[Problem statement]:
Identify every line in the records below that contains the word "instructer", and copy each of those lines.

[Material provided]:
--------------------------------------------------

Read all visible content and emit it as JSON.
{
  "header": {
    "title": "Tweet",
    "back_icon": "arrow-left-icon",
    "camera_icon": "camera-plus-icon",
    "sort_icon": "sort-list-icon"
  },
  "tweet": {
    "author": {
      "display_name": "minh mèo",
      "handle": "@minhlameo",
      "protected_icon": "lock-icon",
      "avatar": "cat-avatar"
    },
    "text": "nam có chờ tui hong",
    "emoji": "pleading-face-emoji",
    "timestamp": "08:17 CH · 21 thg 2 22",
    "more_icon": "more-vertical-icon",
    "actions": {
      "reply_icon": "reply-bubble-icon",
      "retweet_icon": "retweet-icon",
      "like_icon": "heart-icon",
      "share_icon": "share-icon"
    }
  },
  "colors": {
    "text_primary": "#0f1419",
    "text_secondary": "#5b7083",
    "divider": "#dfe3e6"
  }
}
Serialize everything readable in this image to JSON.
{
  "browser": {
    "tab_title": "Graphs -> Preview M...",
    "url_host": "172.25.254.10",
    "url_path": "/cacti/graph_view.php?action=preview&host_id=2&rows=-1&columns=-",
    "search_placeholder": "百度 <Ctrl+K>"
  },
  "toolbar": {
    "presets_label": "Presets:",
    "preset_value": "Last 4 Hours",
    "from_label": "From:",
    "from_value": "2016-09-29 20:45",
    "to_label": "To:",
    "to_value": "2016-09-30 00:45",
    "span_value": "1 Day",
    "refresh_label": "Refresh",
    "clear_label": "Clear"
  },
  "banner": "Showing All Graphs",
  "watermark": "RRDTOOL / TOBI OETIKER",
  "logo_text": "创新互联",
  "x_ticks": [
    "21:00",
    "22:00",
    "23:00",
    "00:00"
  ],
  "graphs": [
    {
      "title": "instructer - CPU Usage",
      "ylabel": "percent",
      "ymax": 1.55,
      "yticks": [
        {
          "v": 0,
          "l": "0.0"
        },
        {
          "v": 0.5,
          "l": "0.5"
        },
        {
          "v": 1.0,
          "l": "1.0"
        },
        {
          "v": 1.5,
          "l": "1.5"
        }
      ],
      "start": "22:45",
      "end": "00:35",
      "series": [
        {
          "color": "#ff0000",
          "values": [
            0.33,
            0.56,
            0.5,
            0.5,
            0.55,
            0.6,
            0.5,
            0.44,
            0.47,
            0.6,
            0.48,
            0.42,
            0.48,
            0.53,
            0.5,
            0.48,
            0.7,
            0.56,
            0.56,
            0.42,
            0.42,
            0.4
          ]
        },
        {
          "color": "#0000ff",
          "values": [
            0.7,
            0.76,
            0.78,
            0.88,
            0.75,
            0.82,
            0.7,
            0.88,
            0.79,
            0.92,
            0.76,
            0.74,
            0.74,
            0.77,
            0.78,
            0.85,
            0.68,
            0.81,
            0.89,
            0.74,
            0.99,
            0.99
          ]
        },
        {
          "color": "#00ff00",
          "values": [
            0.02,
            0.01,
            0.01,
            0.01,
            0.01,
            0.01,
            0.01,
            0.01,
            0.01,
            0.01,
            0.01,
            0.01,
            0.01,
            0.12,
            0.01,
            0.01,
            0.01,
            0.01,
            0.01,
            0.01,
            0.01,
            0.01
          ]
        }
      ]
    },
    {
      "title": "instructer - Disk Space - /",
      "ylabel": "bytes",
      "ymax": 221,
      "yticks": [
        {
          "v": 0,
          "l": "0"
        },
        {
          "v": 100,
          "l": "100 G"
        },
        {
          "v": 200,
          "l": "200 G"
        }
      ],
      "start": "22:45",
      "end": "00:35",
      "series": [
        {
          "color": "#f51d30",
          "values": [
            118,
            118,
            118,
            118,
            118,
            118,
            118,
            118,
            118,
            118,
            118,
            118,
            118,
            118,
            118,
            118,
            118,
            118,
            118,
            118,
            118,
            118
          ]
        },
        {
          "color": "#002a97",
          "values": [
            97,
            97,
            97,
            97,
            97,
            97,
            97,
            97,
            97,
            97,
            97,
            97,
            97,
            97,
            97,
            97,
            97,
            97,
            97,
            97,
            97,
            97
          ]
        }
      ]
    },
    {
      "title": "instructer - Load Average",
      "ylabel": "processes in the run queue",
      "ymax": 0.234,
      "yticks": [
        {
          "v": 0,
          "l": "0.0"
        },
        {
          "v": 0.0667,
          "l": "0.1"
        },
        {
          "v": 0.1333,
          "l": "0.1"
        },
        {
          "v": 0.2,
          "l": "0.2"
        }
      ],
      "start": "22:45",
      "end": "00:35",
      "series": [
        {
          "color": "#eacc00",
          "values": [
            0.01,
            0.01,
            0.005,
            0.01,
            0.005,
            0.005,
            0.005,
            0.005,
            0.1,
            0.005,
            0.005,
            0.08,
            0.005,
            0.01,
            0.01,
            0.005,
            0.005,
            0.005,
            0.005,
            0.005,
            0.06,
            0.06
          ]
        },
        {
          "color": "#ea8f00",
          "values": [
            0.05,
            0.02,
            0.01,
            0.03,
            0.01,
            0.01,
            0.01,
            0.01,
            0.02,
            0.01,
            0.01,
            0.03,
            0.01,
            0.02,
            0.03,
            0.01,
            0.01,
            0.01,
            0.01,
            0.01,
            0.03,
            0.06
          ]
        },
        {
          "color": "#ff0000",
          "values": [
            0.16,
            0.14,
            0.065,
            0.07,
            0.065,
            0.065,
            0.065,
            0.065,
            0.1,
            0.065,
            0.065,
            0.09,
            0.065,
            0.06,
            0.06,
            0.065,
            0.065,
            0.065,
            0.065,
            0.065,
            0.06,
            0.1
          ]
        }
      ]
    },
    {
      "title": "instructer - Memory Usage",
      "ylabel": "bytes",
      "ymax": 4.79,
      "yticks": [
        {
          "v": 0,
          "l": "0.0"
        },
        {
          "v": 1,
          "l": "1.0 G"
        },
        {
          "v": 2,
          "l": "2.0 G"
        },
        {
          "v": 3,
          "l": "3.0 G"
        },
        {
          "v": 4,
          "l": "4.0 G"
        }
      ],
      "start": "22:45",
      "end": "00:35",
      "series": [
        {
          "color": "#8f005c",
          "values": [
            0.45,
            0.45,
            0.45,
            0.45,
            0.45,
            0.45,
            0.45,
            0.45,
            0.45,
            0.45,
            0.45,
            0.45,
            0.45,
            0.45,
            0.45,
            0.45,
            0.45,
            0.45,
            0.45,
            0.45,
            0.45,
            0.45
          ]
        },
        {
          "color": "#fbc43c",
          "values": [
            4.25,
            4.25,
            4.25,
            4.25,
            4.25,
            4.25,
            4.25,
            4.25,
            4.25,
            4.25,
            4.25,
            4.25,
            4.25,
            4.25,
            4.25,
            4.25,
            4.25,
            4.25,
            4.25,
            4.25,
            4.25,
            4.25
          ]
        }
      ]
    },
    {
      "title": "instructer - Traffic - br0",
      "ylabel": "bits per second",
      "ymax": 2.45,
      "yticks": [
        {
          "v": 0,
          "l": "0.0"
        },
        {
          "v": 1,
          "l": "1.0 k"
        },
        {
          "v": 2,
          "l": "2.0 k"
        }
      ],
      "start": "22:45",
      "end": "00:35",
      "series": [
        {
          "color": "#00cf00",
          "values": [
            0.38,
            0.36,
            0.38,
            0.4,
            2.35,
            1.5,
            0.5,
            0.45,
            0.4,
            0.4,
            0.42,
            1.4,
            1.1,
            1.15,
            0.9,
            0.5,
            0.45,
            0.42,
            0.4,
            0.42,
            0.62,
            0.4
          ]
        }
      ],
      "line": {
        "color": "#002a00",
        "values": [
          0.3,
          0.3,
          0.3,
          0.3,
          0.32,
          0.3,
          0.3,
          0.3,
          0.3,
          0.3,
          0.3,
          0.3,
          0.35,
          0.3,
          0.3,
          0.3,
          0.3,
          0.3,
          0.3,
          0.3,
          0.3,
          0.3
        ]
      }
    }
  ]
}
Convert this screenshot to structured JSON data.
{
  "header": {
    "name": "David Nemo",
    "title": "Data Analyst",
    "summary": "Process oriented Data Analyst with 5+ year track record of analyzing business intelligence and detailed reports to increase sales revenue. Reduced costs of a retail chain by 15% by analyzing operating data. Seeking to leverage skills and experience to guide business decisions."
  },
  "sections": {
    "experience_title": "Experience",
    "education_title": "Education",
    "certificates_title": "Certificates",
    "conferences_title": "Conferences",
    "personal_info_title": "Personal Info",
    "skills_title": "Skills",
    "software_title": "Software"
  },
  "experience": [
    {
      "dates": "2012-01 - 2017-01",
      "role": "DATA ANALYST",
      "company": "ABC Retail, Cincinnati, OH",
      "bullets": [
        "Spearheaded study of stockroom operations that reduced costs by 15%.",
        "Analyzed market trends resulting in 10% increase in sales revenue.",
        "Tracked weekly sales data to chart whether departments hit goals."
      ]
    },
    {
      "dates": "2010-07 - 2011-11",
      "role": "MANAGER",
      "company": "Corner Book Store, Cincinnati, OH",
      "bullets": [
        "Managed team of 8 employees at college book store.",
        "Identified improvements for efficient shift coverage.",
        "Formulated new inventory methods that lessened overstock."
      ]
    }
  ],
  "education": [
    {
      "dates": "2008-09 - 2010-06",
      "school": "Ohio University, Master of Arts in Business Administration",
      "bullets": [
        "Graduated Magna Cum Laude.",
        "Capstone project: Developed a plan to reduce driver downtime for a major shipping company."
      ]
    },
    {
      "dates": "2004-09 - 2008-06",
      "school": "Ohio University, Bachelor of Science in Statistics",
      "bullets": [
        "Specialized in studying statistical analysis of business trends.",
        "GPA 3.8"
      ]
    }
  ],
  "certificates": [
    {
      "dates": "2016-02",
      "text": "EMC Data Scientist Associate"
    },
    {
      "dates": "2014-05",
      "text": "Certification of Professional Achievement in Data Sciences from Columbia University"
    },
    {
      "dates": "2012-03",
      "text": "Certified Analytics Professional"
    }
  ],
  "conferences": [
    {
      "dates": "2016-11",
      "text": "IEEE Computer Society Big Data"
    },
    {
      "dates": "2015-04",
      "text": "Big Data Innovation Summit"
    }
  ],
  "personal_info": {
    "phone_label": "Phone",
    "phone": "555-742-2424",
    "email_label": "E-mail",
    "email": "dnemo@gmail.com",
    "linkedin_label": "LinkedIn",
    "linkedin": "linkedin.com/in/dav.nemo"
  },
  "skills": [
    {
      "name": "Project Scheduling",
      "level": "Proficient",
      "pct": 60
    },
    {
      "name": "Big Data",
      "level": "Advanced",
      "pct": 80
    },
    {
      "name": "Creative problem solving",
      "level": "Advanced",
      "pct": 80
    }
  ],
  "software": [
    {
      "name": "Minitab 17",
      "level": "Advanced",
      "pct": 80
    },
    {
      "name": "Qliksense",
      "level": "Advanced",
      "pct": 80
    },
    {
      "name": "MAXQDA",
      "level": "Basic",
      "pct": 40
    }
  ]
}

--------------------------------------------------

[Result of this exercise]:
      "title": "instructer - CPU Usage",
      "title": "instructer - Disk Space - /",
      "title": "instructer - Load Average",
      "title": "instructer - Memory Usage",
      "title": "instructer - Traffic - br0",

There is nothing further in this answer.